▸ **Problem statement**
Filter the entries for the string "text". Copy each line that has it.

━━━━━━━━

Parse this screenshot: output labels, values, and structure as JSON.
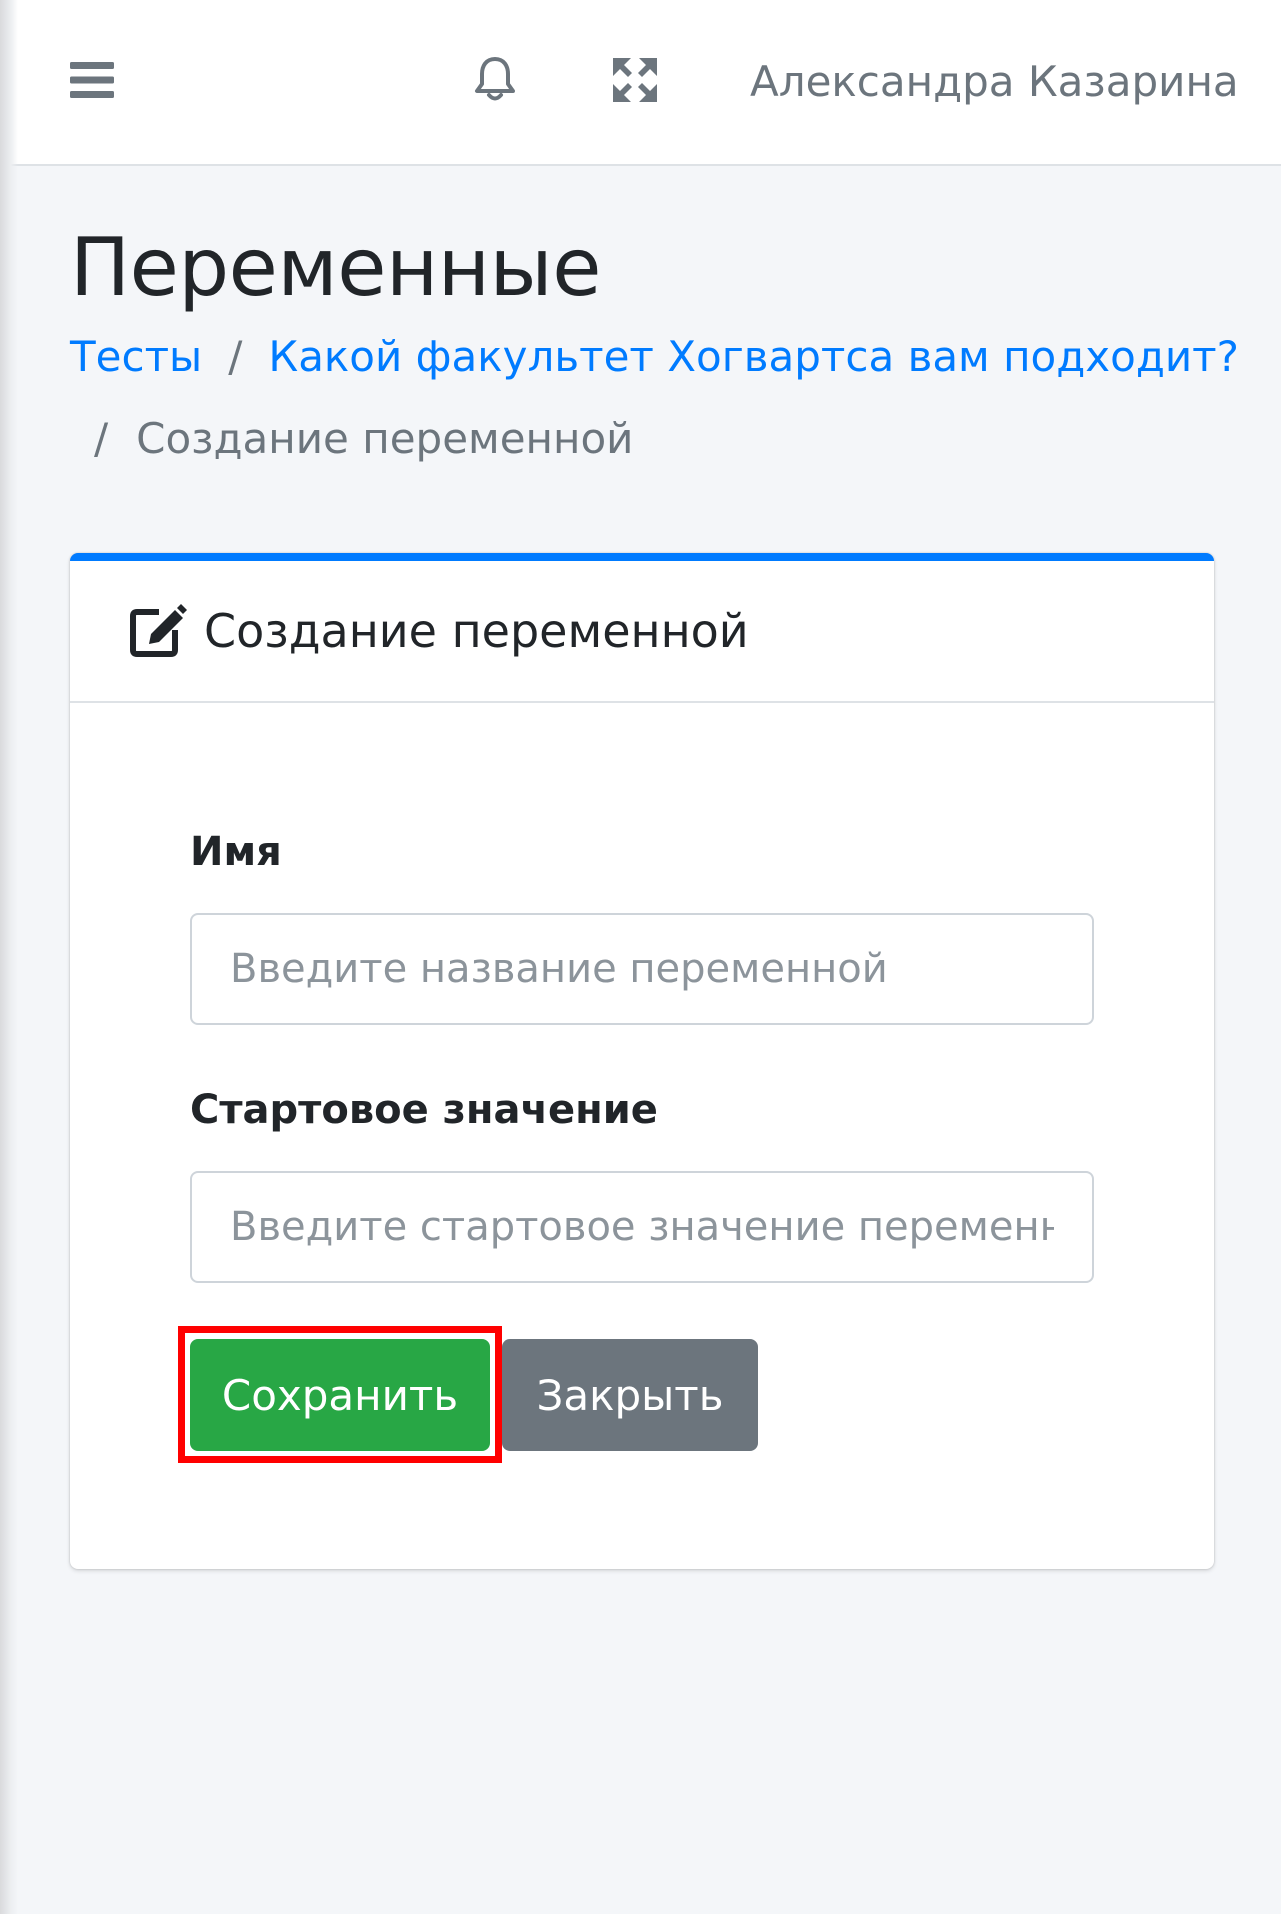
{
  "navbar": {
    "menu_icon": "hamburger-icon",
    "notifications_icon": "bell-icon",
    "fullscreen_icon": "expand-arrows-icon",
    "user_name": "Александра Казарина"
  },
  "page": {
    "title": "Переменные"
  },
  "breadcrumb": {
    "items": [
      {
        "label": "Тесты",
        "link": true
      },
      {
        "label": "Какой факультет Хогвартса вам подходит?",
        "link": true
      },
      {
        "label": "Создание переменной",
        "link": false
      }
    ],
    "separator": "/"
  },
  "card": {
    "header_icon": "edit-square-icon",
    "title": "Создание переменной",
    "accent_color": "#007bff",
    "fields": {
      "name": {
        "label": "Имя",
        "value": "",
        "placeholder": "Введите название переменной"
      },
      "start_value": {
        "label": "Стартовое значение",
        "value": "",
        "placeholder": "Введите стартовое значение переменной"
      }
    },
    "buttons": {
      "save": {
        "label": "Сохранить",
        "color": "#28a745",
        "highlighted": true
      },
      "close": {
        "label": "Закрыть",
        "color": "#6c757d"
      }
    }
  },
  "highlight_color": "#ff0000"
}
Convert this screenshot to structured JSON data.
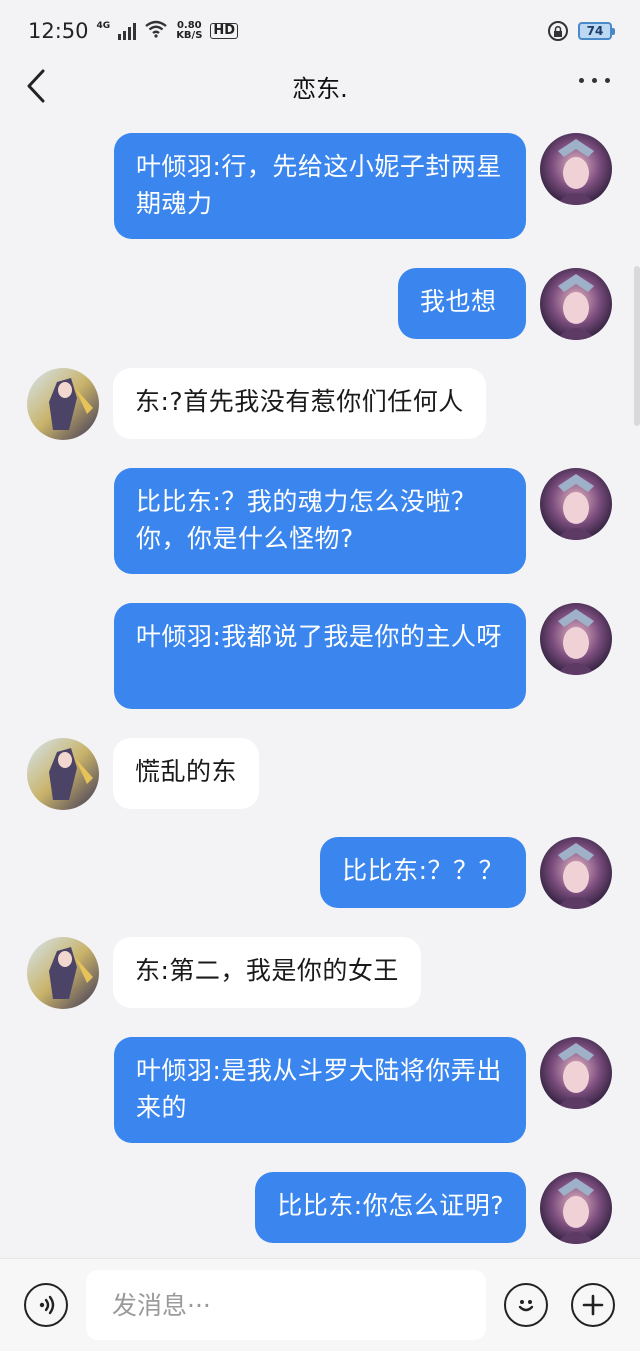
{
  "status_bar": {
    "time": "12:50",
    "network": "4G",
    "speed_value": "0.80",
    "speed_unit": "KB/S",
    "hd": "HD",
    "battery": "74"
  },
  "header": {
    "title": "恋东."
  },
  "messages": [
    {
      "side": "out",
      "text": "叶倾羽:行，先给这小妮子封两星期魂力"
    },
    {
      "side": "out",
      "text": "我也想"
    },
    {
      "side": "in",
      "text": "东:?首先我没有惹你们任何人"
    },
    {
      "side": "out",
      "text": "比比东:？我的魂力怎么没啦？你，你是什么怪物?"
    },
    {
      "side": "out",
      "text": "叶倾羽:我都说了我是你的主人呀"
    },
    {
      "side": "in",
      "text": "慌乱的东"
    },
    {
      "side": "out",
      "text": "比比东:？？？"
    },
    {
      "side": "in",
      "text": "东:第二，我是你的女王"
    },
    {
      "side": "out",
      "text": "叶倾羽:是我从斗罗大陆将你弄出来的"
    },
    {
      "side": "out",
      "text": "比比东:你怎么证明?"
    }
  ],
  "input_bar": {
    "placeholder": "发消息···"
  },
  "icons": {
    "voice": "voice-icon",
    "emoji": "emoji-icon",
    "plus": "plus-icon",
    "back": "back-arrow-icon",
    "more": "more-icon"
  },
  "colors": {
    "outgoing_bubble": "#3a86ee",
    "incoming_bubble": "#ffffff",
    "background": "#f3f3f5"
  }
}
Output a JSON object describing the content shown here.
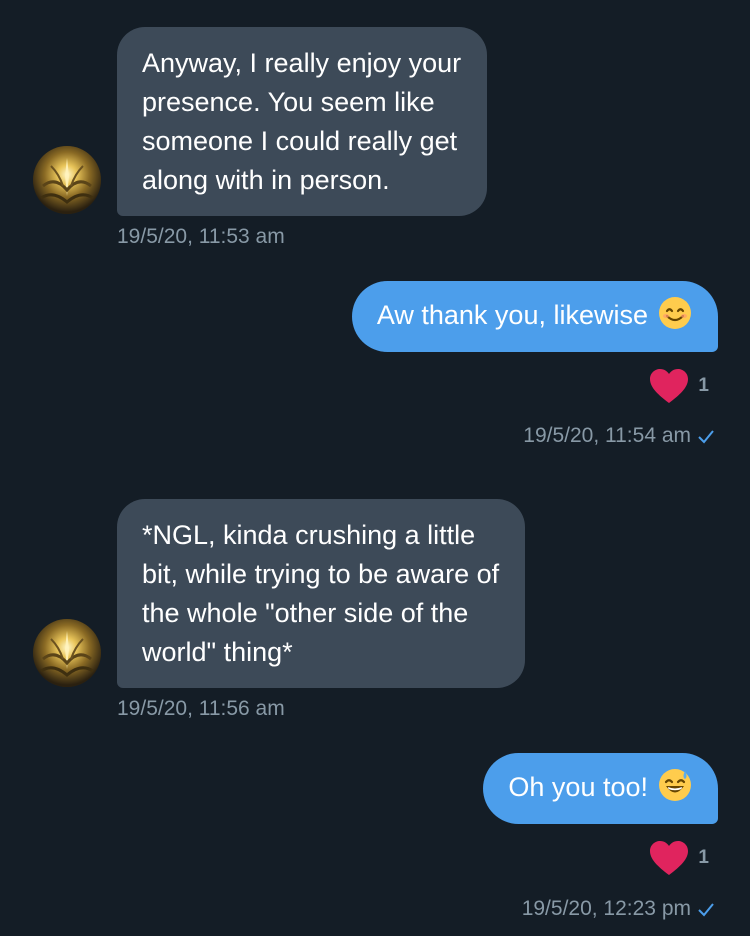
{
  "messages": [
    {
      "direction": "received",
      "lines": [
        "Anyway, I really enjoy your",
        "presence. You seem like",
        "someone I could really get",
        "along with in person."
      ],
      "timestamp": "19/5/20, 11:53 am"
    },
    {
      "direction": "sent",
      "text": "Aw thank you, likewise",
      "emoji": "smiling-face-icon",
      "reaction": {
        "icon": "heart-icon",
        "count": "1"
      },
      "timestamp": "19/5/20, 11:54 am",
      "seen": true
    },
    {
      "direction": "received",
      "lines": [
        "*NGL, kinda crushing a little",
        "bit, while trying to be aware of",
        "the whole \"other side of the",
        "world\" thing*"
      ],
      "timestamp": "19/5/20, 11:56 am"
    },
    {
      "direction": "sent",
      "text": "Oh you too!",
      "emoji": "sweat-smile-icon",
      "reaction": {
        "icon": "heart-icon",
        "count": "1"
      },
      "timestamp": "19/5/20, 12:23 pm",
      "seen": true
    }
  ],
  "colors": {
    "background": "#141d26",
    "received_bubble": "#3d4a58",
    "sent_bubble": "#4c9eeb",
    "timestamp": "#8899a6",
    "heart": "#e0245e",
    "check": "#4c9eeb"
  }
}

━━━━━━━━

▸ **Solution to this exercise**
      "text": "叶倾羽:行，先给这小妮子封两星期魂力"
      "text": "我也想"
      "text": "东:?首先我没有惹你们任何人"
      "text": "比比东:？我的魂力怎么没啦？你，你是什么怪物?"
      "text": "叶倾羽:我都说了我是你的主人呀"
      "text": "慌乱的东"
      "text": "比比东:？？？"
      "text": "东:第二，我是你的女王"
      "text": "叶倾羽:是我从斗罗大陆将你弄出来的"
      "text": "比比东:你怎么证明?"
      "text": "Aw thank you, likewise",
      "text": "Oh you too!",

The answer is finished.